Other HVAC Measures
Hospitals can also switch to providing 100 percent outside air, and instead of “returning” the air and recirculating it through the air handling unit, “relieve” the air to outside. Most hospital air handling units, however, are only capable of providing the heating/cooling necessary to keep hospital spaces at comfortable conditions while using 100 percent outside air when the outside air conditions are between 55 degrees F and 75 degrees F. This approach uses significantly more energy than a recirculating air system. Also, the location of the outside air intake in relationship to the relief air is important, since it is important to not re-introduce the potentially contaminated air to any air intake, since the coronavirus has been reported to be capable of transmission for up to four hours on copper, up to 24 hours on cardboard, and up to two to three days on plastic and stainless steel.
Maintaining the hospital’s environment at a relative humidity level between 40 and 60 percent has been documented to decrease the survivability of viruses. Especially in winter, many hospitals in northern climates maintain lower relative humidity levels (around 30 percent relative humidity), within ASHRAE 170, Ventilation of Healthcare Facilities, standards, but lower than the 40 percent goal. A practical response by a hospital during the current coronavirus pandemic could be to increase relative humidity levels to maintain a minimum 40 percent relative humidity. The ability to maintain a minimum 40 percent relative humidity level depends on the capacity of the humidifiers and the ability of the exterior construction to keep condensation from occurring at the higher relative humidity levels and the capacity of the humidifiers.

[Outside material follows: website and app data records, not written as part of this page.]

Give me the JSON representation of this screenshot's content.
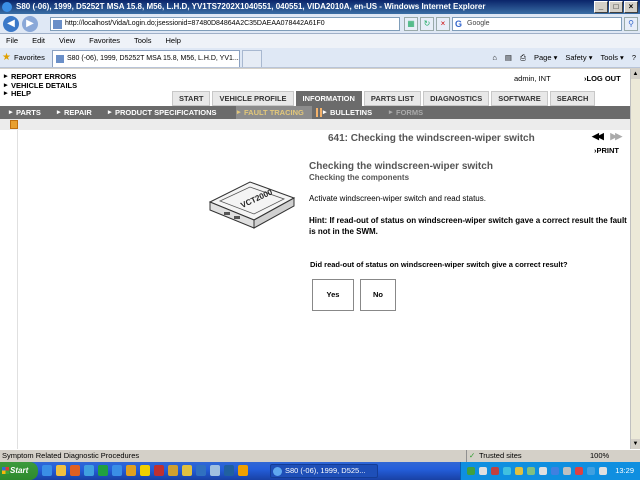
{
  "window": {
    "title": "S80 (-06), 1999, D5252T MSA 15.8, M56, L.H.D, YV1TS7202X1040551, 040551, VIDA2010A, en-US - Windows Internet Explorer",
    "controls": [
      "_",
      "□",
      "×"
    ]
  },
  "browser": {
    "url": "http://localhost/Vida/Login.do;jsessionid=87480D84864A2C35DAEAA078442A61F0",
    "search_placeholder": "Google",
    "menu": [
      "File",
      "Edit",
      "View",
      "Favorites",
      "Tools",
      "Help"
    ],
    "favorites_label": "Favorites",
    "tab_title": "S80 (-06), 1999, D5252T MSA 15.8, M56, L.H.D, YV1...",
    "commands": [
      "Page ▾",
      "Safety ▾",
      "Tools ▾"
    ],
    "status_text": "Symptom Related Diagnostic Procedures",
    "zone": "Trusted sites",
    "zoom": "100%"
  },
  "vida": {
    "top_links": [
      "REPORT ERRORS",
      "VEHICLE DETAILS",
      "HELP"
    ],
    "user": "admin, INT",
    "logout": "LOG OUT",
    "main_tabs": [
      "START",
      "VEHICLE PROFILE",
      "INFORMATION",
      "PARTS LIST",
      "DIAGNOSTICS",
      "SOFTWARE",
      "SEARCH"
    ],
    "active_main_tab": "INFORMATION",
    "sub_tabs": [
      "PARTS",
      "REPAIR",
      "PRODUCT SPECIFICATIONS",
      "FAULT TRACING",
      "BULLETINS",
      "FORMS"
    ],
    "active_sub_tab": "FAULT TRACING"
  },
  "page": {
    "heading": "641: Checking the windscreen-wiper switch",
    "print": "PRINT",
    "device_label": "VCT2000",
    "title": "Checking the windscreen-wiper switch",
    "subtitle": "Checking the components",
    "instruction": "Activate windscreen-wiper switch and read status.",
    "hint": "Hint: If read-out of status on windscreen-wiper switch gave a correct result the fault is not in the SWM.",
    "question": "Did read-out of status on windscreen-wiper switch give a correct result?",
    "yes": "Yes",
    "no": "No"
  },
  "taskbar": {
    "start": "Start",
    "task": "S80 (-06), 1999, D525...",
    "clock": "13:29"
  }
}
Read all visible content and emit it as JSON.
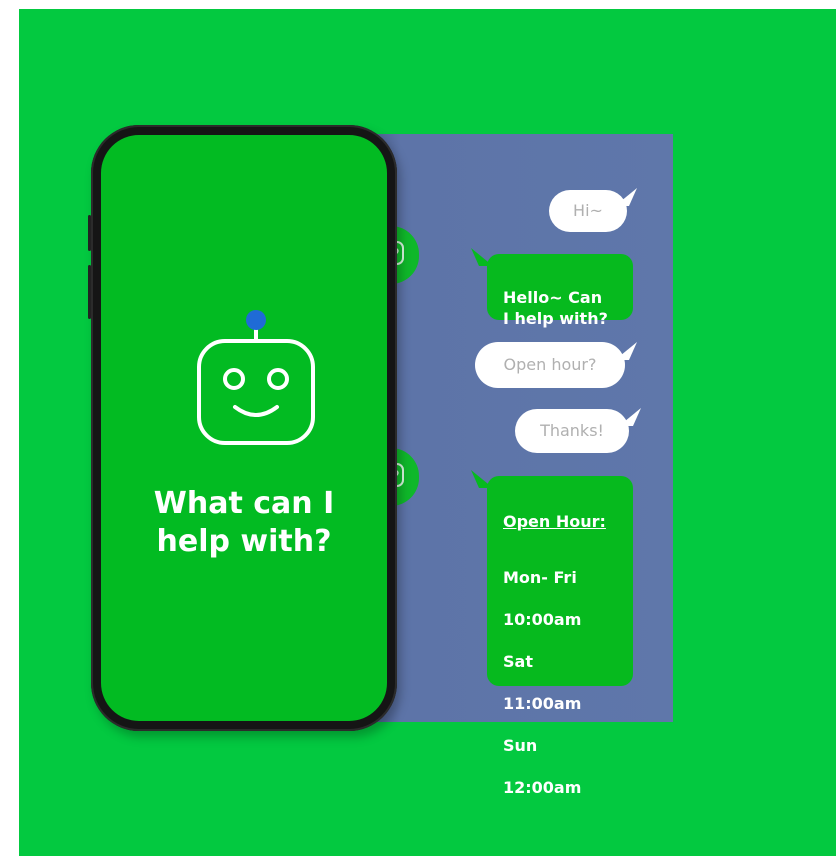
{
  "phone": {
    "title": "What can I\nhelp with?"
  },
  "chat": {
    "messages": [
      {
        "sender": "user",
        "text": "Hi~"
      },
      {
        "sender": "bot",
        "text": "Hello~ Can\nI help with?"
      },
      {
        "sender": "user",
        "text": "Open hour?"
      },
      {
        "sender": "user",
        "text": "Thanks!"
      },
      {
        "sender": "bot",
        "heading": "Open Hour:",
        "lines": [
          "Mon- Fri",
          "10:00am",
          "Sat",
          "11:00am",
          "Sun",
          "12:00am"
        ]
      }
    ]
  },
  "colors": {
    "background": "#03c940",
    "screen": "#02bb22",
    "panel": "#5f77aa",
    "bot_bubble": "#06ba1e",
    "user_bubble": "#ffffff",
    "antenna": "#1f6bd6"
  },
  "icons": [
    "robot-face-icon",
    "robot-avatar-icon"
  ]
}
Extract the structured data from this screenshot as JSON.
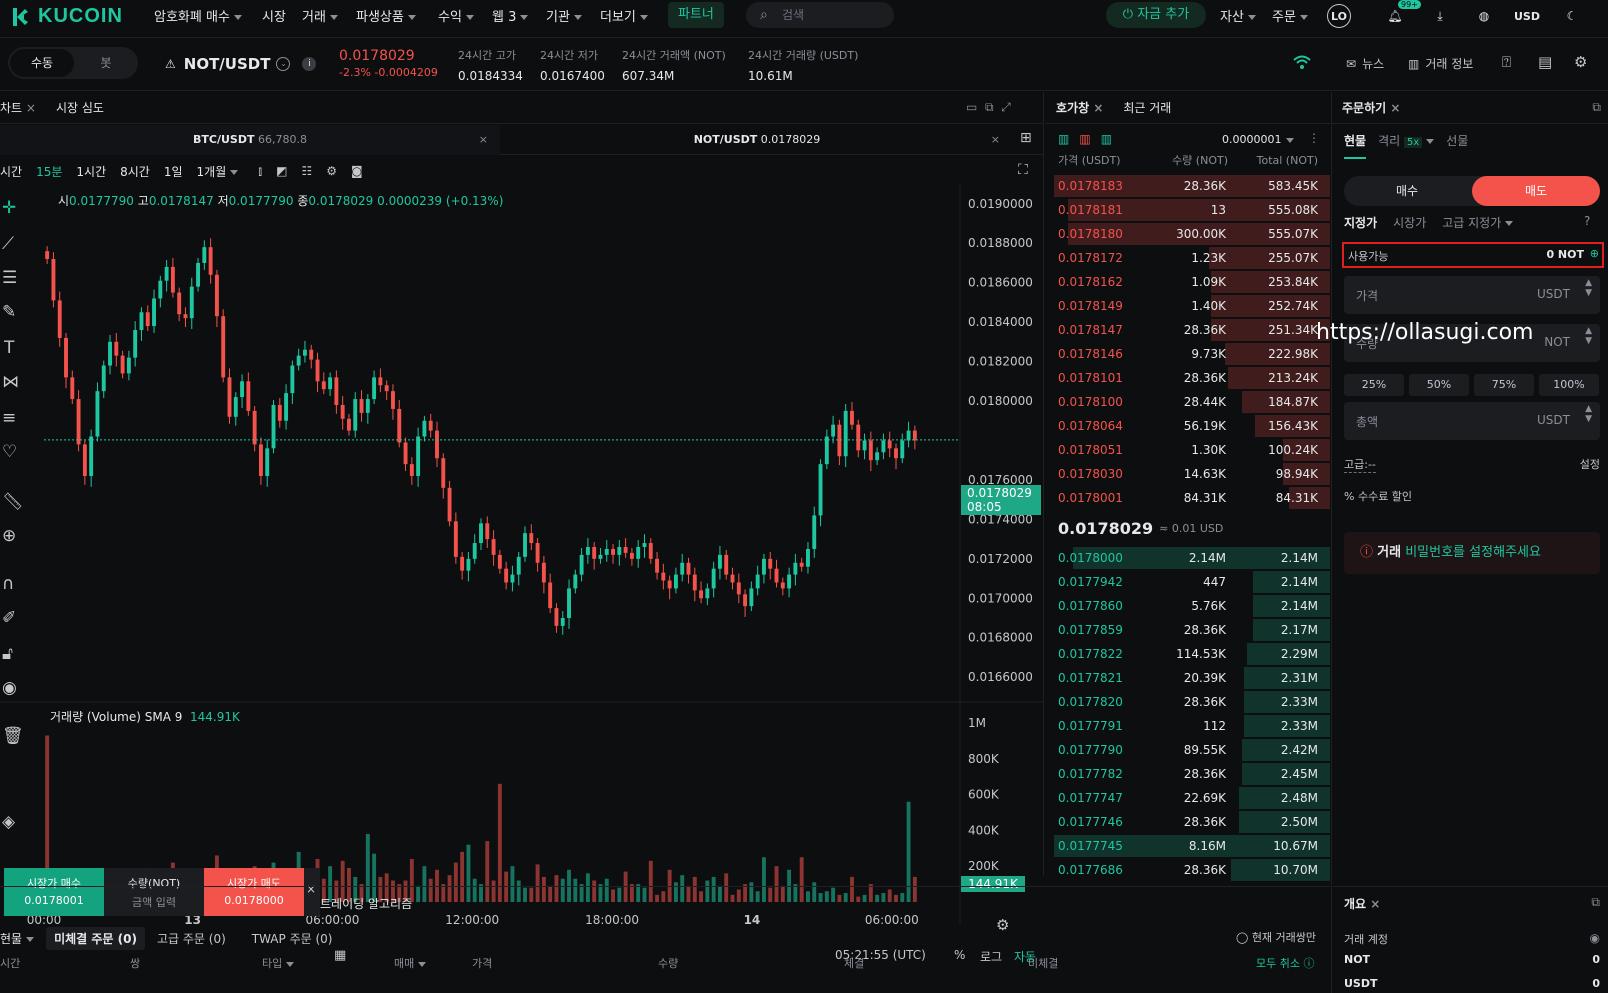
{
  "nav": {
    "logo": "KUCOIN",
    "items": [
      "암호화폐 매수",
      "시장",
      "거래",
      "파생상품",
      "수익",
      "웹 3",
      "기관",
      "더보기"
    ],
    "partner": "파트너",
    "search_placeholder": "검색",
    "deposit": "자금 추가",
    "assets": "자산",
    "orders": "주문",
    "avatar": "LO",
    "notif_badge": "99+",
    "currency": "USD"
  },
  "ticker": {
    "mode_manual": "수동",
    "mode_bot": "봇",
    "pair": "NOT/USDT",
    "price": "0.0178029",
    "change_pct": "-2.3%",
    "change_abs": "-0.0004209",
    "stats": [
      {
        "label": "24시간 고가",
        "value": "0.0184334"
      },
      {
        "label": "24시간 저가",
        "value": "0.0167400"
      },
      {
        "label": "24시간 거래액 (NOT)",
        "value": "607.34M"
      },
      {
        "label": "24시간 거래량 (USDT)",
        "value": "10.61M"
      }
    ],
    "news": "뉴스",
    "trade_info": "거래 정보"
  },
  "chart": {
    "tabs": [
      "차트",
      "시장 심도"
    ],
    "pair_tabs": [
      {
        "label": "BTC/USDT",
        "value": "66,780.8"
      },
      {
        "label": "NOT/USDT",
        "value": "0.0178029"
      }
    ],
    "intervals": [
      "시간",
      "15분",
      "1시간",
      "8시간",
      "1일",
      "1개월"
    ],
    "active_interval": "15분",
    "ohlc": {
      "o_label": "시",
      "o": "0.0177790",
      "h_label": "고",
      "h": "0.0178147",
      "l_label": "저",
      "l": "0.0177790",
      "c_label": "종",
      "c": "0.0178029",
      "change": "0.0000239 (+0.13%)"
    },
    "current_price": "0.0178029",
    "countdown": "08:05",
    "volume_label": "거래량 (Volume) SMA 9",
    "volume_value": "144.91K",
    "volume_tag": "144.91K",
    "time": "05:21:55 (UTC)",
    "pct": "%",
    "log": "로그",
    "auto": "자동"
  },
  "chart_data": {
    "type": "candlestick",
    "title": "",
    "price_ticks": [
      "0.0190000",
      "0.0188000",
      "0.0186000",
      "0.0184000",
      "0.0182000",
      "0.0180000",
      "0.0176000",
      "0.0174000",
      "0.0172000",
      "0.0170000",
      "0.0168000",
      "0.0166000"
    ],
    "price_ylim": [
      0.01654,
      0.01908
    ],
    "volume_ticks": [
      "1M",
      "800K",
      "600K",
      "400K",
      "200K"
    ],
    "x_ticks": [
      "00:00",
      "13",
      "06:00:00",
      "12:00:00",
      "18:00:00",
      "14",
      "06:00:00"
    ],
    "closes": [
      0.01872,
      0.01851,
      0.01832,
      0.01812,
      0.01801,
      0.01778,
      0.01762,
      0.01782,
      0.01805,
      0.01818,
      0.0183,
      0.01823,
      0.01814,
      0.01822,
      0.01836,
      0.01845,
      0.01838,
      0.01852,
      0.01861,
      0.01868,
      0.01855,
      0.01844,
      0.01842,
      0.01858,
      0.0187,
      0.01878,
      0.01864,
      0.01843,
      0.01812,
      0.01792,
      0.01802,
      0.0181,
      0.01795,
      0.01778,
      0.01762,
      0.01776,
      0.01798,
      0.0179,
      0.01804,
      0.01818,
      0.01823,
      0.01826,
      0.01821,
      0.0181,
      0.01806,
      0.01812,
      0.01798,
      0.01791,
      0.01785,
      0.01801,
      0.01794,
      0.01801,
      0.01812,
      0.01808,
      0.01805,
      0.01796,
      0.01779,
      0.01768,
      0.01762,
      0.01782,
      0.0179,
      0.01785,
      0.01771,
      0.01756,
      0.01739,
      0.01721,
      0.01714,
      0.0172,
      0.01728,
      0.01738,
      0.0173,
      0.01722,
      0.01715,
      0.01708,
      0.01712,
      0.01721,
      0.01733,
      0.01728,
      0.01718,
      0.01708,
      0.01695,
      0.01686,
      0.0169,
      0.01705,
      0.01712,
      0.01722,
      0.01726,
      0.0172,
      0.01722,
      0.01725,
      0.01722,
      0.01726,
      0.01723,
      0.0172,
      0.01726,
      0.01728,
      0.0172,
      0.01713,
      0.01709,
      0.01705,
      0.01712,
      0.01718,
      0.01712,
      0.01704,
      0.017,
      0.01705,
      0.01715,
      0.01722,
      0.01712,
      0.01708,
      0.01702,
      0.01696,
      0.01705,
      0.01712,
      0.0172,
      0.01715,
      0.01708,
      0.01705,
      0.01712,
      0.01718,
      0.01716,
      0.01725,
      0.01742,
      0.01768,
      0.01782,
      0.01788,
      0.01772,
      0.01795,
      0.01788,
      0.01775,
      0.0178,
      0.0177,
      0.01774,
      0.0178,
      0.01776,
      0.01771,
      0.0178,
      0.01785,
      0.0178
    ],
    "volumes": [
      0.93,
      0.15,
      0.12,
      0.1,
      0.14,
      0.09,
      0.12,
      0.16,
      0.1,
      0.11,
      0.12,
      0.18,
      0.09,
      0.16,
      0.14,
      0.12,
      0.19,
      0.08,
      0.14,
      0.1,
      0.22,
      0.13,
      0.08,
      0.12,
      0.06,
      0.09,
      0.16,
      0.26,
      0.11,
      0.13,
      0.17,
      0.07,
      0.1,
      0.2,
      0.14,
      0.05,
      0.22,
      0.12,
      0.11,
      0.17,
      0.28,
      0.15,
      0.09,
      0.24,
      0.13,
      0.2,
      0.12,
      0.23,
      0.19,
      0.14,
      0.1,
      0.38,
      0.27,
      0.14,
      0.16,
      0.12,
      0.1,
      0.12,
      0.24,
      0.09,
      0.2,
      0.13,
      0.18,
      0.1,
      0.15,
      0.22,
      0.28,
      0.32,
      0.13,
      0.1,
      0.34,
      0.12,
      0.66,
      0.17,
      0.2,
      0.12,
      0.08,
      0.08,
      0.21,
      0.14,
      0.09,
      0.15,
      0.13,
      0.18,
      0.13,
      0.1,
      0.16,
      0.12,
      0.1,
      0.13,
      0.07,
      0.08,
      0.17,
      0.1,
      0.1,
      0.08,
      0.23,
      0.04,
      0.06,
      0.18,
      0.11,
      0.15,
      0.09,
      0.14,
      0.06,
      0.12,
      0.14,
      0.09,
      0.16,
      0.04,
      0.07,
      0.1,
      0.11,
      0.06,
      0.25,
      0.08,
      0.2,
      0.09,
      0.18,
      0.1,
      0.25,
      0.06,
      0.11,
      0.05,
      0.06,
      0.08,
      0.04,
      0.05,
      0.14,
      0.03,
      0.04,
      0.1,
      0.04,
      0.05,
      0.07,
      0.04,
      0.05,
      0.56,
      0.14,
      0.0
    ]
  },
  "orderbook": {
    "tabs": [
      "호가창",
      "최근 거래"
    ],
    "precision": "0.0000001",
    "headers": [
      "가격 (USDT)",
      "수량 (NOT)",
      "Total (NOT)"
    ],
    "asks": [
      {
        "p": "0.0178183",
        "q": "28.36K",
        "t": "583.45K",
        "d": 1.0
      },
      {
        "p": "0.0178181",
        "q": "13",
        "t": "555.08K",
        "d": 0.95
      },
      {
        "p": "0.0178180",
        "q": "300.00K",
        "t": "555.07K",
        "d": 0.95
      },
      {
        "p": "0.0178172",
        "q": "1.23K",
        "t": "255.07K",
        "d": 0.44
      },
      {
        "p": "0.0178162",
        "q": "1.09K",
        "t": "253.84K",
        "d": 0.43
      },
      {
        "p": "0.0178149",
        "q": "1.40K",
        "t": "252.74K",
        "d": 0.43
      },
      {
        "p": "0.0178147",
        "q": "28.36K",
        "t": "251.34K",
        "d": 0.43
      },
      {
        "p": "0.0178146",
        "q": "9.73K",
        "t": "222.98K",
        "d": 0.38
      },
      {
        "p": "0.0178101",
        "q": "28.36K",
        "t": "213.24K",
        "d": 0.37
      },
      {
        "p": "0.0178100",
        "q": "28.44K",
        "t": "184.87K",
        "d": 0.32
      },
      {
        "p": "0.0178064",
        "q": "56.19K",
        "t": "156.43K",
        "d": 0.27
      },
      {
        "p": "0.0178051",
        "q": "1.30K",
        "t": "100.24K",
        "d": 0.17
      },
      {
        "p": "0.0178030",
        "q": "14.63K",
        "t": "98.94K",
        "d": 0.17
      },
      {
        "p": "0.0178001",
        "q": "84.31K",
        "t": "84.31K",
        "d": 0.15
      }
    ],
    "mid_price": "0.0178029",
    "mid_usd": "≈ 0.01 USD",
    "bids": [
      {
        "p": "0.0178000",
        "q": "2.14M",
        "t": "2.14M",
        "d": 0.93
      },
      {
        "p": "0.0177942",
        "q": "447",
        "t": "2.14M",
        "d": 0.28
      },
      {
        "p": "0.0177860",
        "q": "5.76K",
        "t": "2.14M",
        "d": 0.28
      },
      {
        "p": "0.0177859",
        "q": "28.36K",
        "t": "2.17M",
        "d": 0.28
      },
      {
        "p": "0.0177822",
        "q": "114.53K",
        "t": "2.29M",
        "d": 0.3
      },
      {
        "p": "0.0177821",
        "q": "20.39K",
        "t": "2.31M",
        "d": 0.31
      },
      {
        "p": "0.0177820",
        "q": "28.36K",
        "t": "2.33M",
        "d": 0.31
      },
      {
        "p": "0.0177791",
        "q": "112",
        "t": "2.33M",
        "d": 0.31
      },
      {
        "p": "0.0177790",
        "q": "89.55K",
        "t": "2.42M",
        "d": 0.32
      },
      {
        "p": "0.0177782",
        "q": "28.36K",
        "t": "2.45M",
        "d": 0.32
      },
      {
        "p": "0.0177747",
        "q": "22.69K",
        "t": "2.48M",
        "d": 0.33
      },
      {
        "p": "0.0177746",
        "q": "28.36K",
        "t": "2.50M",
        "d": 0.33
      },
      {
        "p": "0.0177745",
        "q": "8.16M",
        "t": "10.67M",
        "d": 1.0
      },
      {
        "p": "0.0177686",
        "q": "28.36K",
        "t": "10.70M",
        "d": 0.36
      }
    ]
  },
  "order": {
    "title": "주문하기",
    "types": [
      "현물",
      "격리",
      "5x",
      "선물"
    ],
    "buy": "매수",
    "sell": "매도",
    "modes": [
      "지정가",
      "시장가",
      "고급 지정가"
    ],
    "available_label": "사용가능",
    "available_value": "0 NOT",
    "price_ph": "가격",
    "price_unit": "USDT",
    "qty_ph": "수량",
    "qty_unit": "NOT",
    "pcts": [
      "25%",
      "50%",
      "75%",
      "100%"
    ],
    "total_ph": "총액",
    "total_unit": "USDT",
    "advanced": "고급:--",
    "settings": "설정",
    "fee": "수수료 할인",
    "warning_prefix": "거래",
    "warning_link": "비밀번호를 설정해주세요",
    "watermark": "https://ollasugi.com"
  },
  "quick": {
    "buy_label": "시장가 매수",
    "buy_price": "0.0178001",
    "qty_label": "수량(NOT)",
    "qty_ph": "금액 입력",
    "sell_label": "시장가 매도",
    "sell_price": "0.0178000",
    "algo": "트레이딩 알고리즘"
  },
  "bottom": {
    "market": "현물",
    "tabs": [
      "미체결 주문 (0)",
      "고급 주문 (0)",
      "TWAP 주문 (0)"
    ],
    "current_only": "현재 거래쌍만",
    "cols": [
      "시간",
      "쌍",
      "타입",
      "매매",
      "가격",
      "수량",
      "체결",
      "미체결"
    ],
    "cancel_all": "모두 취소"
  },
  "overview": {
    "title": "개요",
    "account": "거래 계정",
    "rows": [
      {
        "c": "NOT",
        "v": "0"
      },
      {
        "c": "USDT",
        "v": "0"
      }
    ]
  },
  "colors": {
    "up": "#1fc7a0",
    "down": "#f4534c",
    "bg": "#0d0e10"
  }
}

Facility managers have also inquired about best practices for plumbing systems. Studies conducted by the World Health Organization (WHO) have shown that there is a possibility for contamination through floor drains or like fixtures. In their study, this contamination is due to the trap of the fixture being depleted through air pressure changes in the piping.
In the United States, there are strict codes regulating the venting of sanitary waste system preventing this depletion due to pressure changes. However, drains that do not see regular use do have the potential to lose the trap seal due to evaporation. Most often when a drain loses its seal the smell of sewer gas will be prominent and unlikely left unnoticed for long periods of time.
A simple preventive maintenance measure to protect against this evaporation is to dump one gallon of water down the drain to ensure that the trap is properly sealed and the potential for contamination through wastewater is mitigated. For drains in areas that do not see regular water use and are located in conditioned spaces (i.e. dehumidification, heating, etc.) it is likely that drains will require attention on a quarterly basis. For drains that see some use, such as a shower or condensate waste, this maintenance can be extended to twice a year or in some cases annually.
Additionally, keeping domestic hot water recirculation systems balanced and flowing will help ensure that sinks designated for handwashing receive adequate hot water to better support proper handwashing procedures. It is important to avoid increasing the temperature of the hot water as this may present the possibility for scalding.
Jeff Harris, PE, LEEP AP, is director of engineering for HGA. A practical guide for temporary measures, co-written by HGA’s infection control partner, Andrew Streifel, hospital environment specialist with the Department of Environmental Health & Safety at the University of Minnesota, can be found at: https://www.health.state.mn.us/communities/ep/surge/infectious/airbornenegative.pdf